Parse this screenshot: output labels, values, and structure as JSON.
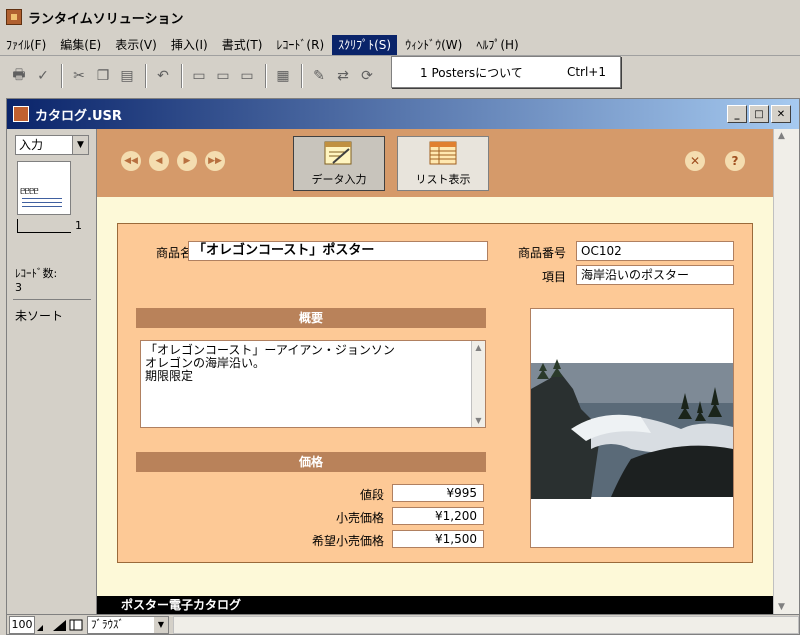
{
  "app": {
    "title": "ランタイムソリューション"
  },
  "menu": [
    {
      "label": "ﾌｧｲﾙ(F)"
    },
    {
      "label": "編集(E)"
    },
    {
      "label": "表示(V)"
    },
    {
      "label": "挿入(I)"
    },
    {
      "label": "書式(T)"
    },
    {
      "label": "ﾚｺｰﾄﾞ(R)"
    },
    {
      "label": "ｽｸﾘﾌﾟﾄ(S)",
      "active": true
    },
    {
      "label": "ｳｨﾝﾄﾞｳ(W)"
    },
    {
      "label": "ﾍﾙﾌﾟ(H)"
    }
  ],
  "dropdown": {
    "item_label": "1 Postersについて",
    "shortcut": "Ctrl+1"
  },
  "window": {
    "title": "カタログ.USR"
  },
  "status": {
    "mode": "入力",
    "page_number": "1",
    "record_label": "ﾚｺｰﾄﾞ数:",
    "record_count": "3",
    "sort": "未ソート"
  },
  "buttons": {
    "data_entry": "データ入力",
    "list_view": "リスト表示"
  },
  "form": {
    "product_name_label": "商品名",
    "product_name": "「オレゴンコースト」ポスター",
    "product_no_label": "商品番号",
    "product_no": "OC102",
    "item_label": "項目",
    "item": "海岸沿いのポスター",
    "summary_header": "概要",
    "summary_lines": [
      "「オレゴンコースト」ーアイアン・ジョンソン",
      "オレゴンの海岸沿い。",
      "期限限定"
    ],
    "price_header": "価格",
    "prices": [
      {
        "label": "値段",
        "value": "¥995"
      },
      {
        "label": "小売価格",
        "value": "¥1,200"
      },
      {
        "label": "希望小売価格",
        "value": "¥1,500"
      }
    ]
  },
  "footer": {
    "title": "ポスター電子カタログ"
  },
  "bottom": {
    "zoom": "100",
    "mode": "ﾌﾞﾗｳｽﾞ"
  },
  "colors": {
    "header_band": "#d59a6a",
    "panel": "#fdc996",
    "section_bar": "#b9825a",
    "content_bg": "#fdf9d8"
  }
}
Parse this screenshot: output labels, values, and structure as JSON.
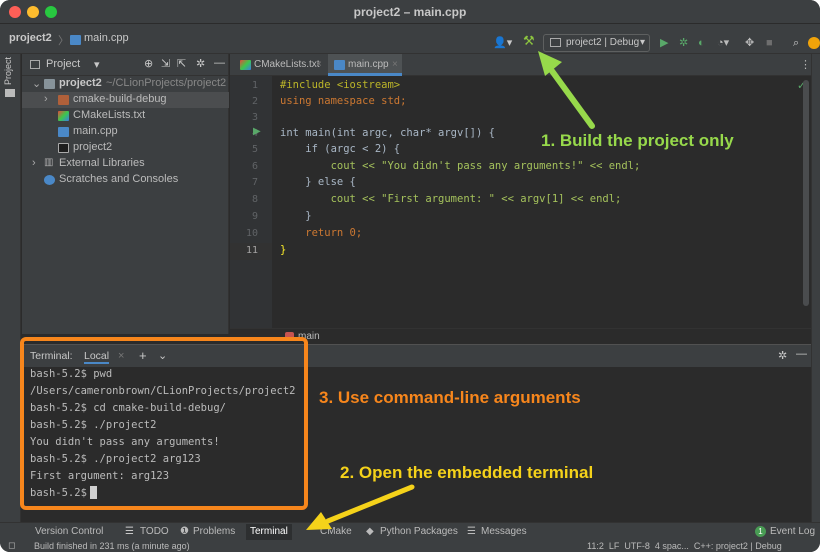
{
  "window": {
    "title": "project2 – main.cpp"
  },
  "navbar": {
    "breadcrumb_project": "project2",
    "breadcrumb_file": "main.cpp",
    "run_config": "project2 | Debug"
  },
  "project_pane": {
    "header": "Project",
    "side_label": "Project",
    "tree": [
      {
        "name": "project2",
        "path": "~/CLionProjects/project2"
      },
      {
        "name": "cmake-build-debug"
      },
      {
        "name": "CMakeLists.txt"
      },
      {
        "name": "main.cpp"
      },
      {
        "name": "project2"
      },
      {
        "name": "External Libraries"
      },
      {
        "name": "Scratches and Consoles"
      }
    ]
  },
  "editor": {
    "tabs": [
      "CMakeLists.txt",
      "main.cpp"
    ],
    "lines": [
      {
        "n": "1",
        "code": "#include <iostream>"
      },
      {
        "n": "2",
        "code": "using namespace std;"
      },
      {
        "n": "3",
        "code": ""
      },
      {
        "n": "4",
        "code": "int main(int argc, char* argv[]) {"
      },
      {
        "n": "5",
        "code": "    if (argc < 2) {"
      },
      {
        "n": "6",
        "code": "        cout << \"You didn't pass any arguments!\" << endl;"
      },
      {
        "n": "7",
        "code": "    } else {"
      },
      {
        "n": "8",
        "code": "        cout << \"First argument: \" << argv[1] << endl;"
      },
      {
        "n": "9",
        "code": "    }"
      },
      {
        "n": "10",
        "code": "    return 0;"
      },
      {
        "n": "11",
        "code": "}"
      }
    ],
    "breadcrumb": "main"
  },
  "terminal": {
    "label": "Terminal:",
    "tab": "Local",
    "lines": [
      "bash-5.2$ pwd",
      "/Users/cameronbrown/CLionProjects/project2",
      "bash-5.2$ cd cmake-build-debug/",
      "bash-5.2$ ./project2",
      "You didn't pass any arguments!",
      "bash-5.2$ ./project2 arg123",
      "First argument: arg123",
      "bash-5.2$ "
    ]
  },
  "toolwindows": [
    "Version Control",
    "TODO",
    "Problems",
    "Terminal",
    "CMake",
    "Python Packages",
    "Messages"
  ],
  "event_log": {
    "count": "1",
    "label": "Event Log"
  },
  "status": {
    "message": "Build finished in 231 ms (a minute ago)",
    "right": "11:2  LF  UTF-8  4 spac...  C++: project2 | Debug"
  },
  "annotations": {
    "build": "1. Build the project only",
    "terminal": "2. Open the embedded terminal",
    "args": "3. Use command-line arguments"
  },
  "colors": {
    "annotation_green": "#97d94b",
    "annotation_orange": "#f7861c",
    "annotation_yellow": "#f5d21a",
    "accent": "#4a88c7"
  }
}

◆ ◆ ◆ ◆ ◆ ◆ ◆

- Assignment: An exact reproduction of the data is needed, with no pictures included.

- Result of the task:
Parse this screenshot: output labels, values, and structure as JSON.
{
  "app": {
    "title": "ランタイムソリューション"
  },
  "menu": [
    {
      "label": "ﾌｧｲﾙ(F)"
    },
    {
      "label": "編集(E)"
    },
    {
      "label": "表示(V)"
    },
    {
      "label": "挿入(I)"
    },
    {
      "label": "書式(T)"
    },
    {
      "label": "ﾚｺｰﾄﾞ(R)"
    },
    {
      "label": "ｽｸﾘﾌﾟﾄ(S)",
      "active": true
    },
    {
      "label": "ｳｨﾝﾄﾞｳ(W)"
    },
    {
      "label": "ﾍﾙﾌﾟ(H)"
    }
  ],
  "dropdown": {
    "item_label": "1 Postersについて",
    "shortcut": "Ctrl+1"
  },
  "window": {
    "title": "カタログ.USR"
  },
  "status": {
    "mode": "入力",
    "page_number": "1",
    "record_label": "ﾚｺｰﾄﾞ数:",
    "record_count": "3",
    "sort": "未ソート"
  },
  "buttons": {
    "data_entry": "データ入力",
    "list_view": "リスト表示"
  },
  "form": {
    "product_name_label": "商品名",
    "product_name": "「オレゴンコースト」ポスター",
    "product_no_label": "商品番号",
    "product_no": "OC102",
    "item_label": "項目",
    "item": "海岸沿いのポスター",
    "summary_header": "概要",
    "summary_lines": [
      "「オレゴンコースト」ーアイアン・ジョンソン",
      "オレゴンの海岸沿い。",
      "期限限定"
    ],
    "price_header": "価格",
    "prices": [
      {
        "label": "値段",
        "value": "¥995"
      },
      {
        "label": "小売価格",
        "value": "¥1,200"
      },
      {
        "label": "希望小売価格",
        "value": "¥1,500"
      }
    ]
  },
  "footer": {
    "title": "ポスター電子カタログ"
  },
  "bottom": {
    "zoom": "100",
    "mode": "ﾌﾞﾗｳｽﾞ"
  },
  "colors": {
    "header_band": "#d59a6a",
    "panel": "#fdc996",
    "section_bar": "#b9825a",
    "content_bg": "#fdf9d8"
  }
}
Parse this screenshot: output labels, values, and structure as JSON.
{
  "window": {
    "title": "project2 – main.cpp"
  },
  "navbar": {
    "breadcrumb_project": "project2",
    "breadcrumb_file": "main.cpp",
    "run_config": "project2 | Debug"
  },
  "project_pane": {
    "header": "Project",
    "side_label": "Project",
    "tree": [
      {
        "name": "project2",
        "path": "~/CLionProjects/project2"
      },
      {
        "name": "cmake-build-debug"
      },
      {
        "name": "CMakeLists.txt"
      },
      {
        "name": "main.cpp"
      },
      {
        "name": "project2"
      },
      {
        "name": "External Libraries"
      },
      {
        "name": "Scratches and Consoles"
      }
    ]
  },
  "editor": {
    "tabs": [
      "CMakeLists.txt",
      "main.cpp"
    ],
    "lines": [
      {
        "n": "1",
        "code": "#include <iostream>"
      },
      {
        "n": "2",
        "code": "using namespace std;"
      },
      {
        "n": "3",
        "code": ""
      },
      {
        "n": "4",
        "code": "int main(int argc, char* argv[]) {"
      },
      {
        "n": "5",
        "code": "    if (argc < 2) {"
      },
      {
        "n": "6",
        "code": "        cout << \"You didn't pass any arguments!\" << endl;"
      },
      {
        "n": "7",
        "code": "    } else {"
      },
      {
        "n": "8",
        "code": "        cout << \"First argument: \" << argv[1] << endl;"
      },
      {
        "n": "9",
        "code": "    }"
      },
      {
        "n": "10",
        "code": "    return 0;"
      },
      {
        "n": "11",
        "code": "}"
      }
    ],
    "breadcrumb": "main"
  },
  "terminal": {
    "label": "Terminal:",
    "tab": "Local",
    "lines": [
      "bash-5.2$ pwd",
      "/Users/cameronbrown/CLionProjects/project2",
      "bash-5.2$ cd cmake-build-debug/",
      "bash-5.2$ ./project2",
      "You didn't pass any arguments!",
      "bash-5.2$ ./project2 arg123",
      "First argument: arg123",
      "bash-5.2$ "
    ]
  },
  "toolwindows": [
    "Version Control",
    "TODO",
    "Problems",
    "Terminal",
    "CMake",
    "Python Packages",
    "Messages"
  ],
  "event_log": {
    "count": "1",
    "label": "Event Log"
  },
  "status": {
    "message": "Build finished in 231 ms (a minute ago)",
    "right": "11:2  LF  UTF-8  4 spac...  C++: project2 | Debug"
  },
  "annotations": {
    "build": "1. Build the project only",
    "terminal": "2. Open the embedded terminal",
    "args": "3. Use command-line arguments"
  },
  "colors": {
    "annotation_green": "#97d94b",
    "annotation_orange": "#f7861c",
    "annotation_yellow": "#f5d21a",
    "accent": "#4a88c7"
  }
}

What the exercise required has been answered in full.